[Stored items from a collection]
◆ ◆ ◆ ◆ ◆
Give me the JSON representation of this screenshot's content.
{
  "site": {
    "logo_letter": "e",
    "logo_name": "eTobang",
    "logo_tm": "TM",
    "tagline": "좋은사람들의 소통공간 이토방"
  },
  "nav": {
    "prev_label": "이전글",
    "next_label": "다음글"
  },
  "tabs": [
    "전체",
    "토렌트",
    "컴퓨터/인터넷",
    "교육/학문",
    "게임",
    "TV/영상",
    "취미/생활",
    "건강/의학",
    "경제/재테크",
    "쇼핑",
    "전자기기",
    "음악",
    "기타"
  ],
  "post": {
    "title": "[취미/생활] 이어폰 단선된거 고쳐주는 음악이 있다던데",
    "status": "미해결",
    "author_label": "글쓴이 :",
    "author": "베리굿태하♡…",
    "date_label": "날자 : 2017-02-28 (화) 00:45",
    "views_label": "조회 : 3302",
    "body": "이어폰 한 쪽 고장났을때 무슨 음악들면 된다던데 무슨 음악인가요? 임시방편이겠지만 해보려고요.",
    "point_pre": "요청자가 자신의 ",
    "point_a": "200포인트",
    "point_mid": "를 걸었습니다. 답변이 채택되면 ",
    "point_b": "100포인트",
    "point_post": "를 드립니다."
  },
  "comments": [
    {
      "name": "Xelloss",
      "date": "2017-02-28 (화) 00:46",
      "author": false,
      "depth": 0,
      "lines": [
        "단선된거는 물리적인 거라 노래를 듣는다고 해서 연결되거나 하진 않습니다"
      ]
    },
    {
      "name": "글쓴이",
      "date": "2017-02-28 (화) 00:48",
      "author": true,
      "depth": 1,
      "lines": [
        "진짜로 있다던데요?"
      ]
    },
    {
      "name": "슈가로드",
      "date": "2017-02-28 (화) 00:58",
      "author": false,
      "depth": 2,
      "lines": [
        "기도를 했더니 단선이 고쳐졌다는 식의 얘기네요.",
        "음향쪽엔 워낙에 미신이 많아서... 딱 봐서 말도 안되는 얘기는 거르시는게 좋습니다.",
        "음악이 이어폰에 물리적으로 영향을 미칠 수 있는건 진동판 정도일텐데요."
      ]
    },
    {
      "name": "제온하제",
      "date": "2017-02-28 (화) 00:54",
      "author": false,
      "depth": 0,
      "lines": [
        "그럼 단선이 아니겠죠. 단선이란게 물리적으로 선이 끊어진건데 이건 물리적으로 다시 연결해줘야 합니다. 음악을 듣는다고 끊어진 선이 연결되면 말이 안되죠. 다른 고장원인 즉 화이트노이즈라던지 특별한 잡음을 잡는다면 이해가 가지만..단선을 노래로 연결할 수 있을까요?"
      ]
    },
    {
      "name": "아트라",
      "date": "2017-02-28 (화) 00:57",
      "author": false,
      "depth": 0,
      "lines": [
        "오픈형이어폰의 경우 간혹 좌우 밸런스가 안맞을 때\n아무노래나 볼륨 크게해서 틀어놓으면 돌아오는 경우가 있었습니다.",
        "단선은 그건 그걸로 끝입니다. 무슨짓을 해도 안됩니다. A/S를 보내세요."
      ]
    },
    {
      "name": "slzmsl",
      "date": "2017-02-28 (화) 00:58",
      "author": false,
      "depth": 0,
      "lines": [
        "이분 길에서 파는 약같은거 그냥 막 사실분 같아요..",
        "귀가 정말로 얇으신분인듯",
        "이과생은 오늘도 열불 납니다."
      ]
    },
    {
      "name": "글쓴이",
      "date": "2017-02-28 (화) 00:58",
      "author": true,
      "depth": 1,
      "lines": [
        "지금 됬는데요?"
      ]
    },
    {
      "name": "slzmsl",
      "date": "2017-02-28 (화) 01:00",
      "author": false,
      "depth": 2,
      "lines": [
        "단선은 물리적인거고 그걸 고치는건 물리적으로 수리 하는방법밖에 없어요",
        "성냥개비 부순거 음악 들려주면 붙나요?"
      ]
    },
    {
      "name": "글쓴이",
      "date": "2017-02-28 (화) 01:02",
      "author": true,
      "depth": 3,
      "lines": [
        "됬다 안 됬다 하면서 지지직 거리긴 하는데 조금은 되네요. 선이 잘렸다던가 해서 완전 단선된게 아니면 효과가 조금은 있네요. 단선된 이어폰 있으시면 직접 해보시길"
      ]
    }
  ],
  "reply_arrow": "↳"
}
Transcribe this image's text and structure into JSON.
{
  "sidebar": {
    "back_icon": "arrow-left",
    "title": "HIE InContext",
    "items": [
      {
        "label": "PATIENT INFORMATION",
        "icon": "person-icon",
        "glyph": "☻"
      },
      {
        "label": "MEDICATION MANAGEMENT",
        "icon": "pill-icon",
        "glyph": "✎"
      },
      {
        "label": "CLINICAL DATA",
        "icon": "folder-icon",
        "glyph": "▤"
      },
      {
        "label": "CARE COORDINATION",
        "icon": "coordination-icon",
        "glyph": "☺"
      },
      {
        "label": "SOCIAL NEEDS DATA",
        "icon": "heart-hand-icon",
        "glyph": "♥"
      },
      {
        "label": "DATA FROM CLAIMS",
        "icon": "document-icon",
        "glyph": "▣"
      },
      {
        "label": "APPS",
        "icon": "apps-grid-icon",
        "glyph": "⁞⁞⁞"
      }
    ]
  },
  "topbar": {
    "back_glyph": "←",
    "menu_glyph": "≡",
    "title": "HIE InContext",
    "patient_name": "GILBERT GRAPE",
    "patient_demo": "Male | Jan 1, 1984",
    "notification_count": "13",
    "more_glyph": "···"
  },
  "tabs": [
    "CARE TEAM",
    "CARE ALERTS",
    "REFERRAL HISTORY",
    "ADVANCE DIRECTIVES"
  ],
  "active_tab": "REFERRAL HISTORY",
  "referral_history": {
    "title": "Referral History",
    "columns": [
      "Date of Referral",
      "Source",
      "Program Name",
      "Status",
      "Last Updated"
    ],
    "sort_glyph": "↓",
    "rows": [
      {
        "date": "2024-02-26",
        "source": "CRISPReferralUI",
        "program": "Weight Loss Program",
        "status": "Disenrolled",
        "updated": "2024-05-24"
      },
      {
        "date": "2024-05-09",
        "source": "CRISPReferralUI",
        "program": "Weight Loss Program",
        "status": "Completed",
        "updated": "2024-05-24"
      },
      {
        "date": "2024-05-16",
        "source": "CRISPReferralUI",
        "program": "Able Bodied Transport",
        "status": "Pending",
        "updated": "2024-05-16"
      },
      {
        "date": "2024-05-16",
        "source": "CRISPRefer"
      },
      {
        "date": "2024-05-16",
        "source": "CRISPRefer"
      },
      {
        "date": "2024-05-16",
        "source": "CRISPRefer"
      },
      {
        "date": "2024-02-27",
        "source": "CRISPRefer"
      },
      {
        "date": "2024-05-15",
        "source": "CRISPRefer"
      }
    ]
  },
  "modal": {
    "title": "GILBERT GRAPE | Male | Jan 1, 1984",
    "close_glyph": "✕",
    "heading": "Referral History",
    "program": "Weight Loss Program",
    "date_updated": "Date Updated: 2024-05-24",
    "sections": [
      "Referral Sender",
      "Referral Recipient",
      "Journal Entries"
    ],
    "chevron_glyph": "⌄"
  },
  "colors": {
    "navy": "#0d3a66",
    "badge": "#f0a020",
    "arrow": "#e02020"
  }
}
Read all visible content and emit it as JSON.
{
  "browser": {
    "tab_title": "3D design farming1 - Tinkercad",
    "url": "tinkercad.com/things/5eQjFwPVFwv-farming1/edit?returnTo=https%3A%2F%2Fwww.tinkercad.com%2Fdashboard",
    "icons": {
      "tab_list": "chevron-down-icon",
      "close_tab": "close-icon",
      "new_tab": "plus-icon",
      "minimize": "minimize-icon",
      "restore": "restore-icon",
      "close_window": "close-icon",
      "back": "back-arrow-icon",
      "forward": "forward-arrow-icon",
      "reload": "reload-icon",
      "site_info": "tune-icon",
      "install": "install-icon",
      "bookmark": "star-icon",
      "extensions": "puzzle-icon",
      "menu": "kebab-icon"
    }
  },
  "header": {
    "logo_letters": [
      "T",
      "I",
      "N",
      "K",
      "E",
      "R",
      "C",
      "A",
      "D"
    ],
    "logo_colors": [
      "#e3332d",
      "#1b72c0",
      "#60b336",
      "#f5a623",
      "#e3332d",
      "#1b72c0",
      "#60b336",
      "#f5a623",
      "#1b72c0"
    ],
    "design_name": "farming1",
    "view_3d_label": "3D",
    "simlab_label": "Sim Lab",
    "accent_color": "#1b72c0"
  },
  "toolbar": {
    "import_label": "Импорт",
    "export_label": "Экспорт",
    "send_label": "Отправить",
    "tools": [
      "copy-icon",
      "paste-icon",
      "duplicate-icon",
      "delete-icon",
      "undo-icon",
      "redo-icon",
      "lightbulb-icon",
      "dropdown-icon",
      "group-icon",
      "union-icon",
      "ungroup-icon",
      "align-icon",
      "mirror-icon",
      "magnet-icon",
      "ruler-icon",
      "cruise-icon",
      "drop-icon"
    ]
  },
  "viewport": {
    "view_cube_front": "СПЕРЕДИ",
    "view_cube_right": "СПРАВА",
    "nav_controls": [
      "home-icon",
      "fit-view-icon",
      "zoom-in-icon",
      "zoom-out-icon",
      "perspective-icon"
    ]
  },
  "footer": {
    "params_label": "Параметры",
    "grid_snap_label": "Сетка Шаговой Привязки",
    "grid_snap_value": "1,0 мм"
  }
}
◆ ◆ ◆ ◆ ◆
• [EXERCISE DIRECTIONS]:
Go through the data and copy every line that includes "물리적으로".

• [RESPONSE TO THIS TASK]:
        "음악이 이어폰에 물리적으로 영향을 미칠 수 있는건 진동판 정도일텐데요."
        "그럼 단선이 아니겠죠. 단선이란게 물리적으로 선이 끊어진건데 이건 물리적으로 다시 연결해줘야 합니다. 음악을 듣는다고 끊어진 선이 연결되면 말이 안되죠. 다른 고장원인 즉 화이트노이즈라던지 특별한 잡음을 잡는다면 이해가 가지만..단선을 노래로 연결할 수 있을까요?"
        "단선은 물리적인거고 그걸 고치는건 물리적으로 수리 하는방법밖에 없어요",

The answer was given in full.